Exercise material below:
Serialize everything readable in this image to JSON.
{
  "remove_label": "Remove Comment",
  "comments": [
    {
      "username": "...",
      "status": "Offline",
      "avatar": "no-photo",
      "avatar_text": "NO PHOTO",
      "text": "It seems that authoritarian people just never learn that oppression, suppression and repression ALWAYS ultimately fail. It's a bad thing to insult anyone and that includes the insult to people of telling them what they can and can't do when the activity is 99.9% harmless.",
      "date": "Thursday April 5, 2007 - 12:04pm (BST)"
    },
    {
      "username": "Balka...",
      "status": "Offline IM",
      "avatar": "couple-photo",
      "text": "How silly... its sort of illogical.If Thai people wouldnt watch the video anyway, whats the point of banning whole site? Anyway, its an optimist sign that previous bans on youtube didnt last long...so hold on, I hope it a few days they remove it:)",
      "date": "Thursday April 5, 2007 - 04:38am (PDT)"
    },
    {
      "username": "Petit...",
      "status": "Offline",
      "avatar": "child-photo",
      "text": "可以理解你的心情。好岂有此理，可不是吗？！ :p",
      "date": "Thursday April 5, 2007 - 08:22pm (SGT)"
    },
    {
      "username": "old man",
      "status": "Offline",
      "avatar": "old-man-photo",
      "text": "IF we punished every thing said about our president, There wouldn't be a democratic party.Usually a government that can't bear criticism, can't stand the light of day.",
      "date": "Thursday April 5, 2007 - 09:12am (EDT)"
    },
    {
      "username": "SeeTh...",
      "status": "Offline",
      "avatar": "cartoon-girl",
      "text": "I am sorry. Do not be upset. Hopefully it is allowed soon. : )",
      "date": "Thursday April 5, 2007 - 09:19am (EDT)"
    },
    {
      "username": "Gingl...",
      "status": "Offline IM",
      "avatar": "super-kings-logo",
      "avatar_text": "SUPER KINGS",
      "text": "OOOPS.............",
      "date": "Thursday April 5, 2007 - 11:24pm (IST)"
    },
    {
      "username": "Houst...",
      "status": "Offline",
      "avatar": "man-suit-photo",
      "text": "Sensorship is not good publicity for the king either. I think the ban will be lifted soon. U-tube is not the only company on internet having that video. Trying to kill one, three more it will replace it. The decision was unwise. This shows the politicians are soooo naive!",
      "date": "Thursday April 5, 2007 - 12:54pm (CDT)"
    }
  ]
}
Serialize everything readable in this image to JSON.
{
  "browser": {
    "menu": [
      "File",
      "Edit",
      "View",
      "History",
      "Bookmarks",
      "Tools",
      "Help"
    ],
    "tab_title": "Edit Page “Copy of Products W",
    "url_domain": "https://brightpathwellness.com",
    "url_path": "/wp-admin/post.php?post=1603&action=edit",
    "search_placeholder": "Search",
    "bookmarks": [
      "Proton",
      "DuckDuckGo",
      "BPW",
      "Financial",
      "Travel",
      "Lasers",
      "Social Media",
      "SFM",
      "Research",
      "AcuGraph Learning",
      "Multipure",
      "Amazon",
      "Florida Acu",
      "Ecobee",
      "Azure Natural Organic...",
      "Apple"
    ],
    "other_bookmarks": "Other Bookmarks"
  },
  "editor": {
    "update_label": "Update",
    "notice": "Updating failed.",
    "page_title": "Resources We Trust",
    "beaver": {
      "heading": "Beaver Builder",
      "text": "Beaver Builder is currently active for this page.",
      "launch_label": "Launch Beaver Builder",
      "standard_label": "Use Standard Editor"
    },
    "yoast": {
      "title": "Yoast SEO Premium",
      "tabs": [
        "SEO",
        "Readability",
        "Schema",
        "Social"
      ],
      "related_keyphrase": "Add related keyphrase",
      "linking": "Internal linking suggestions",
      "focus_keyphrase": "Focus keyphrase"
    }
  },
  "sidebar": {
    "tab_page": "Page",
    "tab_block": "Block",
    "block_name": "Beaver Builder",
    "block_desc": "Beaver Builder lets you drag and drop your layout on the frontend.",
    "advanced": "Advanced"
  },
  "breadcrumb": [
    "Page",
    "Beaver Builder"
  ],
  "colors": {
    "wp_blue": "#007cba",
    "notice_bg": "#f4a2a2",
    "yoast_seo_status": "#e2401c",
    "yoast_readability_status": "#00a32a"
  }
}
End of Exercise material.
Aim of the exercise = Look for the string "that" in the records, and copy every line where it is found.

Result for this exercise =
      "text": "It seems that authoritarian people just never learn that oppression, suppression and repression ALWAYS ultimately fail. It's a bad thing to insult anyone and that includes the insult to people of telling them what they can and can't do when the activity is 99.9% harmless.",
      "text": "How silly... its sort of illogical.If Thai people wouldnt watch the video anyway, whats the point of banning whole site? Anyway, its an optimist sign that previous bans on youtube didnt last long...so hold on, I hope it a few days they remove it:)",
      "text": "IF we punished every thing said about our president, There wouldn't be a democratic party.Usually a government that can't bear criticism, can't stand the light of day.",
      "text": "Sensorship is not good publicity for the king either. I think the ban will be lifted soon. U-tube is not the only company on internet having that video. Trying to kill one, three more it will replace it. The decision was unwise. This shows the politicians are soooo naive!",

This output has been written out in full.